Canine Distemper Vaccination Schedule

Canine distemper vaccination has been available since the 1950s in both the live virus and recombinant formats. Canine distemper is a highly contagious disease that is often fatal. This disease is not species specific and can affect wolves, raccoons, ferrets and coyotes apart from dogs.

Canine distemper is caused by the paramyxovirus and a healthy dog is infected if it comes in contact with an infected dog’s nasal or ocular discharge. The distemper virus can survive in soil for up to 1 year and can infect healthy pets. Dogs that are housed with other dogs in animal shelters are also more likely to be infected with the virus, especially if they have an incomplete vaccination history.

Symptoms of Canine Distemper

  • Eye and nose discharge that is thick and greenish yellow in color
  • Loss of appetite
  • Intermittent fever
  • Dry cough
  • Vomiting
  • Diarrhea
  • Pneumonia
  • Callusing of the foot pads
  • Callusing of the nose
  • Neurological symptoms such as seizures, weakness in the limbs, loss of balance and tremors

Canine Distemper Vaccine

The canine distemper vaccine is a core vaccine that must be given to every dog. This vaccine is a low risk vaccine as it has few or no side effects associated with it. It is extremely efficient in preventing canine distemper and thus recommended by most vets. The vaccine plays a vital role in the prevention of canine distemper in young puppies since it stimulates the production of antibodies and memory cells in the dog’s body. This production primes the dog’s body to defend itself should it be attacked by the disease causing virus. Although the vaccination induces immune response in the live virus format, but the dog is in very little danger of contracting the disease. The recombinant format is preferred as there is no risk of the dog contracting the disease.

Canine Distemper Vaccination Schedule

New puppies should be checked by a veterinarian at the earliest and should ideally be kept isolated from other dogs till they are 22 weeks old. Once the puppy is determined to be in sound health and checked for viral or parasitic infections, the veterinarian will suggest when the vaccination schedule should be started. There is a combination vaccine that offers protection against 5 common but deadly diseases and distemper is one of these.

Puppies should be vaccinated at 6 to 8 weeks of age and should be given shots every 2 to 4 weeks till they are 16 weeks old. They should then be vaccinated when they are 1 year old. The vaccination should be repeated yearly or once in 3 years, depending on the dog’s antibody titer levels. The canine distemper vaccination provides immunity for 8 to 10 years and hence if the antibody titer levels are high, the dog has the ability to resist infection and doesn’t need a shot.

Since canine distemper only strikes puppies, adult dogs don’t need to be vaccinated regularly. Similarly young puppies less than 6 weeks of age shouldn’t be vaccinated against canine distemper. The vaccine is also contraindicated in sick dogs or pets with a weakened immune system due to genetic factors or another disease.

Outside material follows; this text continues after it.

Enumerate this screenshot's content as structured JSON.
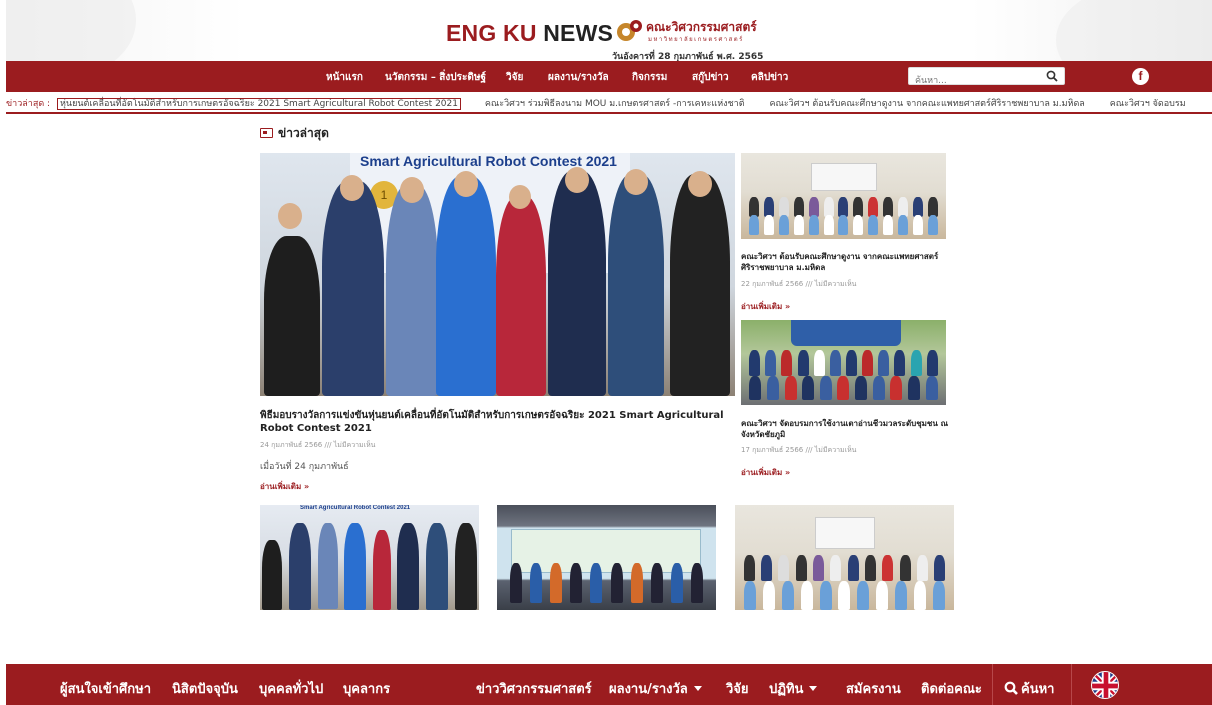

Canine distemper vaccination protects your dog from contracting this dreaded disease that can often prove fatal. You should thus ensure that he is given the required shots as per the schedule recommended by your veterinarian.